A new theory of the universe suggests that space and time may not have begun in a big bang, but may have always existed in an endless cycle of expansion and rebirth.
Princeton physicist Paul Steinhardt and Neil Turok of Cambridge University described their proposed theory in an article published April 25 in an online edition of Science.
The theory proposes that, in each cycle, the universe refills with hot, dense matter and radiation, which begins a period of expansion and cooling like the one of the standard big bang picture. After 14 billion years, the expansion of the universe accelerates, as astronomers have recently observed. After trillions of years, the matter and radiation are almost completely dissipated and the expansion stalls. An energy field that pervades the universe then creates new matter and radiation, which restarts the cycle.
The new theory provides possible answers to several longstanding problems with the big bang model, which has dominated the field of cosmology for decades. It addresses, for example, the nagging question of what might have triggered or come "before" the beginning of time.
The idea also reproduces all the successful explanations provided by standard picture, but there is no direct evidence to say which is correct, said Steinhardt, a professor of physics. "I do not eliminate either of them at this stage," he said. "To me, what's interesting is that we now have a second possibility that is poles apart from the standard picture in many respects, and we may have the capability to distinguish them experimentally during the coming years."
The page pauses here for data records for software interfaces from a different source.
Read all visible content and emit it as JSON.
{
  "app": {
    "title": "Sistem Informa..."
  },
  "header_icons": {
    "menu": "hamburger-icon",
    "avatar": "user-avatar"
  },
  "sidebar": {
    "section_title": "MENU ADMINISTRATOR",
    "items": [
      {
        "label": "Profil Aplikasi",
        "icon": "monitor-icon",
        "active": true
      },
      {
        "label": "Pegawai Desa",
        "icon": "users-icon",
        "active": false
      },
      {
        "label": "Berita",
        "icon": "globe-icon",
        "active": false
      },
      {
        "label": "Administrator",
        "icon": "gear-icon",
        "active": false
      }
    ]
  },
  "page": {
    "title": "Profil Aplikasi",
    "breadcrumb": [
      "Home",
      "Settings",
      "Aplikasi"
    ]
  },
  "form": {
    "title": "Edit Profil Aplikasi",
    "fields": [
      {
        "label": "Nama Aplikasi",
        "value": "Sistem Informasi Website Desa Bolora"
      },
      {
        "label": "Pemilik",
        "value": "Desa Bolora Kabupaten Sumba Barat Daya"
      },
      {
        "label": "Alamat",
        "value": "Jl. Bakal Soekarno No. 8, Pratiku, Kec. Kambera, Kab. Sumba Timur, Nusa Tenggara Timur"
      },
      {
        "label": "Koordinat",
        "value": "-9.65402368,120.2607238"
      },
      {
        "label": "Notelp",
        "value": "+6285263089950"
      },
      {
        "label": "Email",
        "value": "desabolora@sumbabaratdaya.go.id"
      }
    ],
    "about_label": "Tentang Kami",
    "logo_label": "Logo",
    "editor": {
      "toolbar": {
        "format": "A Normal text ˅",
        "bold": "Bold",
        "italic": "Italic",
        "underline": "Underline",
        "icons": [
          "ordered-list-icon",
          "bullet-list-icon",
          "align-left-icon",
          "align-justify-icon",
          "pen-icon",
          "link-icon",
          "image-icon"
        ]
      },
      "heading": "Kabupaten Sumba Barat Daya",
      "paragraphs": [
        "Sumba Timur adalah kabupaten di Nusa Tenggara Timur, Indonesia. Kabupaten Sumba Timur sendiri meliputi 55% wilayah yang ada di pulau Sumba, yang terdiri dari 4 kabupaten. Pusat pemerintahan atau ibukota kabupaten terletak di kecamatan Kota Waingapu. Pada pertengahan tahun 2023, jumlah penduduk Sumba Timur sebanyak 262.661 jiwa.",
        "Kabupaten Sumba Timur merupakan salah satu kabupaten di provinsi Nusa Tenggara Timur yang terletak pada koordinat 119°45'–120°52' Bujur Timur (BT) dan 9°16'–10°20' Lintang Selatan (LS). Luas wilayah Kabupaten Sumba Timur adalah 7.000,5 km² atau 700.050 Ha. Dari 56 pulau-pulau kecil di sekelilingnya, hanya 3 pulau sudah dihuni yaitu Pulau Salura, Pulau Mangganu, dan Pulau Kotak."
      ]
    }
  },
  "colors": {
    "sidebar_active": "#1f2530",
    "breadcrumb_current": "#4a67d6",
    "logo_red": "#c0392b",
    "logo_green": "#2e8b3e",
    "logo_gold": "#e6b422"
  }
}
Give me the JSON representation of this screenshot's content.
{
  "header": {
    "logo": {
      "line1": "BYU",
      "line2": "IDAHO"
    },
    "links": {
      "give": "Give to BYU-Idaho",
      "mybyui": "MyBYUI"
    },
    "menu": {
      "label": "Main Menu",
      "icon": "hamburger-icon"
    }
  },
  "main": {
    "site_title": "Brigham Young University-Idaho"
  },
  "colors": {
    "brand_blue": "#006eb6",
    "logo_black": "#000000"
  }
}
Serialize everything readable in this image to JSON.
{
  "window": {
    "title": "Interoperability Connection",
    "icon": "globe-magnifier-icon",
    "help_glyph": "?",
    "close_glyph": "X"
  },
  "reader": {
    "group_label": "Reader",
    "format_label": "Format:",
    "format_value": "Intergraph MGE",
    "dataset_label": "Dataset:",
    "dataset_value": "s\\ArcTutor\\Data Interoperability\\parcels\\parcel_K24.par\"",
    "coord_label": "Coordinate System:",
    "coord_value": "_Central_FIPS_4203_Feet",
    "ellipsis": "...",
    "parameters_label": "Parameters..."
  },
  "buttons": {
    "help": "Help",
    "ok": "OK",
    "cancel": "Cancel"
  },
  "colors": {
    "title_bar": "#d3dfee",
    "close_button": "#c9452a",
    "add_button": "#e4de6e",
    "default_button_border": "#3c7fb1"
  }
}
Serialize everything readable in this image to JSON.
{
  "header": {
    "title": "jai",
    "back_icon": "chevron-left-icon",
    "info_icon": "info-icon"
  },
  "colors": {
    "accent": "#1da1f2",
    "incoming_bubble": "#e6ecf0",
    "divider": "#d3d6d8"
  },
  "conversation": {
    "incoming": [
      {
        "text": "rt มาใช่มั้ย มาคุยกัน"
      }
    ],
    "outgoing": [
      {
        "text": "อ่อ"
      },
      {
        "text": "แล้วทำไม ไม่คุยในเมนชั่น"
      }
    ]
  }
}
The big bang model of the universe, originally suggested over 60 years ago, has been developed to explain a wide range of observations about the cosmos. A major element of the current model, added in the 1980s, is the theory of "inflation," a period of hyperfast expansion that occurred within the first second after the big bang. This inflationary period is critical for explaining the tremendous "smoothness" and homogeneity of the universe observed by astronomers, as well as for explaining tiny ripples in space that led to the formation galaxies.
Scientists also have been forced to augment the standard theory with a component called "dark energy" to account for the recent discovery that the expansion of the universe is accelerating.
The new cyclic model replaces inflation and dark energy with a single energy field that oscillates in such a way as to sometimes cause expansion and sometimes cause stagnation. At the same time, it continues to explain all the currently observed phenomena of the cosmos in the same detail as the big bang theory.
Contact: Marilyn Marks (609) 258-3601